The Boston Foundation has announced the launch of a partnership involving the City of Boston, Boston Public Schools (BPS), and several foundations, charities, and for-profit organizations to support a "cradle-to-career" education pipeline for the city's youth.
Funded by an initial $27 million from the city, BPS, Catholic Charities Archdiocese of Boston, Combined Jewish Philanthropies, the United Way of Massachusetts Bay and the Merrimack Valley, New Profit Inc., the Beal Companies, and the Boston, Barr, Eos, Nellie Mae Education, and Robert and Myra Kraft Family foundations, the Boston Opportunity Agenda will support an education pipeline that spans early childhood care and education, out-of-school time education, parent engagement, and postsecondary achievement. Investments will be funded directly by the partners, with each partner funding initiatives most aligned with its work and mission. In addition, the partners have pledged to raise additional funds from private and public sources as needed.
To be aligned with the Acceleration Agenda, BPS's five-year strategic plan for student achievement, the partnership will focus on achieving four goals by 2014: that 75 percent of Boston children enter school with age-appropriate literacy skills; that students across the system are consistently on track to graduate from high school, with 80 percent of eighth-graders earning a B or better in Algebra 1 or Math 8; that the four-year high school graduation rate tops 80 percent and the annual dropout rate is 3 percent or lower; and that 70 percent of BPS graduates obtain at least the equivalent of an associate degree. In addition, the partnership will develop a system-wide network of some thirty state-funded Adult Basic Education programs to strengthen existing program networks and provide more opportunities for English Language training.

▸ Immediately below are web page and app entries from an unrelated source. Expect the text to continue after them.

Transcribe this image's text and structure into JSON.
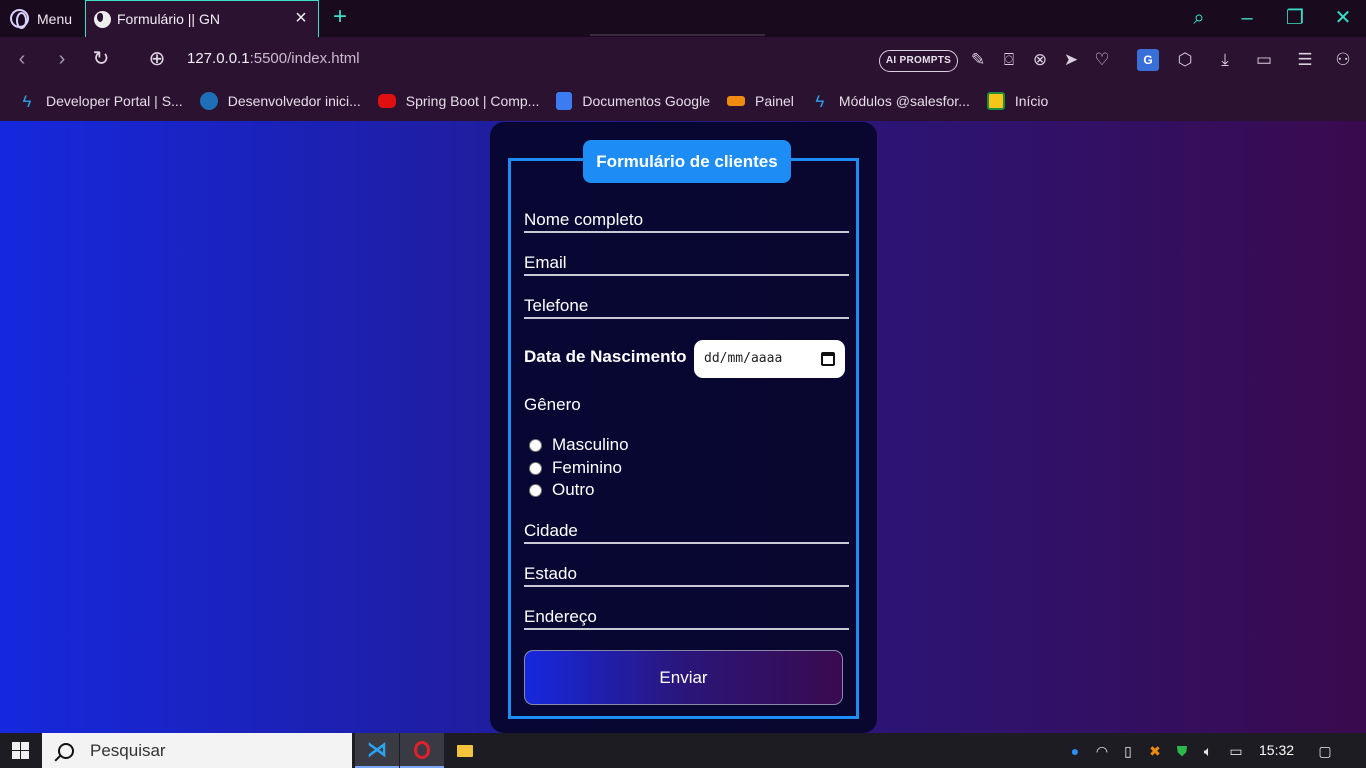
{
  "browser": {
    "menu_label": "Menu",
    "tab_title": "Formulário || GN",
    "url_host": "127.0.0.1",
    "url_rest": ":5500/index.html",
    "ai_prompts_label": "AI PROMPTS",
    "colors": {
      "accent": "#38e0c8",
      "toolbar_bg": "#2b1230"
    }
  },
  "bookmarks": [
    {
      "label": "Developer Portal | S...",
      "icon": "salesforce-bolt-icon"
    },
    {
      "label": "Desenvolvedor inici...",
      "icon": "trailhead-icon"
    },
    {
      "label": "Spring Boot | Comp...",
      "icon": "youtube-icon"
    },
    {
      "label": "Documentos Google",
      "icon": "google-docs-icon"
    },
    {
      "label": "Painel",
      "icon": "moodle-icon"
    },
    {
      "label": "Módulos @salesfor...",
      "icon": "salesforce-bolt-icon"
    },
    {
      "label": "Início",
      "icon": "google-classroom-icon"
    }
  ],
  "form": {
    "legend": "Formulário de clientes",
    "fields": {
      "nome": "Nome completo",
      "email": "Email",
      "telefone": "Telefone",
      "cidade": "Cidade",
      "estado": "Estado",
      "endereco": "Endereço"
    },
    "dob_label": "Data de Nascimento",
    "dob_placeholder": "dd/mm/aaaa",
    "gender_label": "Gênero",
    "gender_options": [
      "Masculino",
      "Feminino",
      "Outro"
    ],
    "submit_label": "Enviar",
    "colors": {
      "border": "#1d8df5",
      "panel_bg": "#05062a"
    }
  },
  "taskbar": {
    "search_placeholder": "Pesquisar",
    "clock": "15:32"
  }
}
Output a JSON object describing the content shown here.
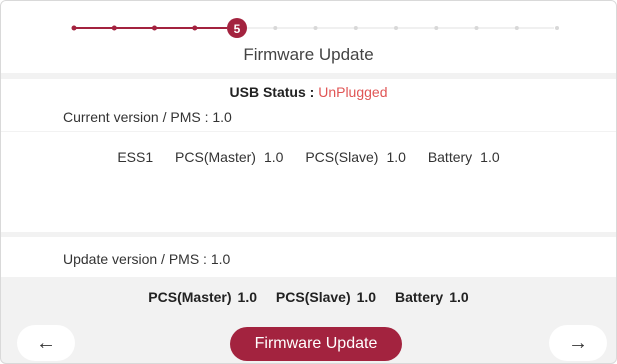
{
  "stepper": {
    "current_step": "5",
    "total_dots": 13,
    "active_color": "#a3233f",
    "inactive_color": "#d8d8d8"
  },
  "header": {
    "title": "Firmware Update"
  },
  "usb": {
    "label": "USB Status : ",
    "state": "UnPlugged",
    "state_color": "#e05555"
  },
  "current": {
    "label": "Current version / PMS : 1.0",
    "ess": "ESS1",
    "items": [
      {
        "name": "PCS(Master)",
        "version": "1.0"
      },
      {
        "name": "PCS(Slave)",
        "version": "1.0"
      },
      {
        "name": "Battery",
        "version": "1.0"
      }
    ]
  },
  "update": {
    "label": "Update version / PMS : 1.0",
    "items": [
      {
        "name": "PCS(Master)",
        "version": "1.0"
      },
      {
        "name": "PCS(Slave)",
        "version": "1.0"
      },
      {
        "name": "Battery",
        "version": "1.0"
      }
    ]
  },
  "footer": {
    "back_icon": "arrow-left-icon",
    "back_glyph": "←",
    "next_icon": "arrow-right-icon",
    "next_glyph": "→",
    "primary_label": "Firmware Update"
  }
}
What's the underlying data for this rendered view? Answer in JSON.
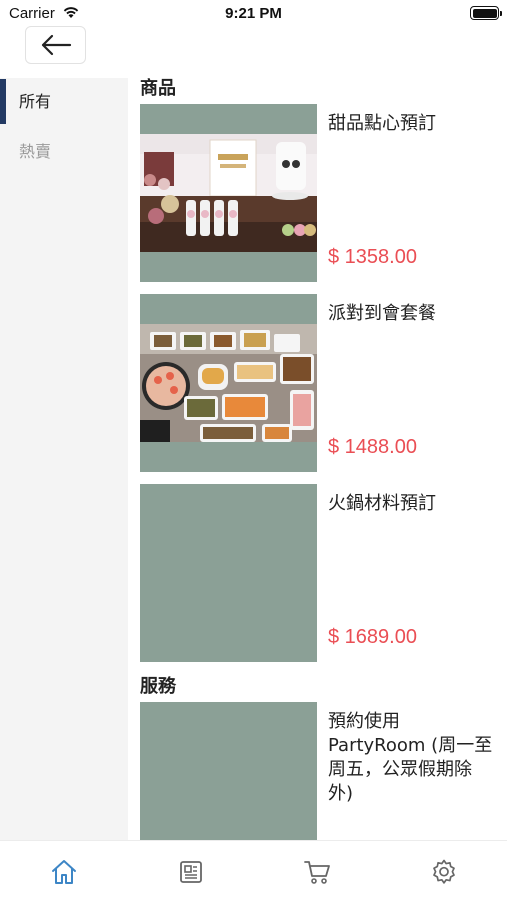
{
  "status_bar": {
    "carrier": "Carrier",
    "time": "9:21 PM"
  },
  "nav": {
    "back_icon": "arrow-left-icon"
  },
  "sidebar": {
    "items": [
      {
        "label": "所有",
        "active": true
      },
      {
        "label": "熱賣",
        "active": false
      }
    ]
  },
  "sections": [
    {
      "title": "商品",
      "products": [
        {
          "name": "甜品點心預訂",
          "price": "$ 1358.00",
          "image": "dessert-table-photo"
        },
        {
          "name": "派對到會套餐",
          "price": "$ 1488.00",
          "image": "party-food-platter-photo"
        },
        {
          "name": "火鍋材料預訂",
          "price": "$ 1689.00",
          "image": "placeholder"
        }
      ]
    },
    {
      "title": "服務",
      "products": [
        {
          "name": "預約使用PartyRoom (周一至周五，公眾假期除外)",
          "image": "placeholder"
        }
      ]
    }
  ],
  "tabbar": {
    "items": [
      {
        "icon": "home-icon",
        "active": true
      },
      {
        "icon": "news-icon",
        "active": false
      },
      {
        "icon": "cart-icon",
        "active": false
      },
      {
        "icon": "gear-icon",
        "active": false
      }
    ]
  },
  "colors": {
    "accent": "#233a63",
    "price": "#ea4e54",
    "placeholder": "#8ba096",
    "tab_active": "#3d86c6"
  }
}
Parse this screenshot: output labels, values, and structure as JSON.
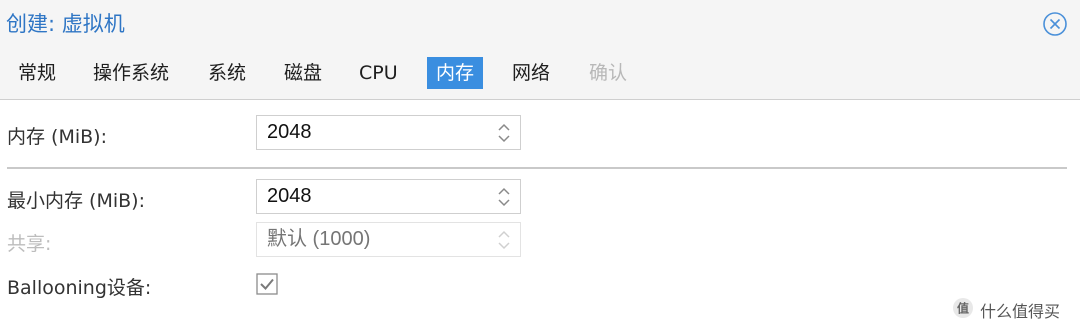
{
  "dialog": {
    "title": "创建: 虚拟机",
    "close_icon": "close-circle-icon"
  },
  "tabs": [
    {
      "label": "常规",
      "state": "normal"
    },
    {
      "label": "操作系统",
      "state": "normal"
    },
    {
      "label": "系统",
      "state": "normal"
    },
    {
      "label": "磁盘",
      "state": "normal"
    },
    {
      "label": "CPU",
      "state": "normal"
    },
    {
      "label": "内存",
      "state": "active"
    },
    {
      "label": "网络",
      "state": "normal"
    },
    {
      "label": "确认",
      "state": "disabled"
    }
  ],
  "form": {
    "memory": {
      "label": "内存 (MiB):",
      "value": "2048"
    },
    "min_memory": {
      "label": "最小内存 (MiB):",
      "value": "2048"
    },
    "shares": {
      "label": "共享:",
      "placeholder": "默认 (1000)",
      "disabled": true
    },
    "ballooning": {
      "label": "Ballooning设备:",
      "checked": true
    }
  },
  "watermark": {
    "text": "什么值得买"
  },
  "colors": {
    "title": "#2f76c5",
    "tab_active_bg": "#3a8ee0",
    "tab_disabled": "#b8b8b8",
    "header_bg": "#f5f5f5"
  }
}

"The overarching goal is to make Boston a place defined by upward mobility," said Boston Foundation president and CEO Paul S. Grogan. "Today we know that an excellent education will change the trajectory of students' lives, restoring access to the American dream to a new generation of urban youth. The news from Boston is that this broad array of partners can come together with great singleness of purpose to make this culture of opportunity a reality."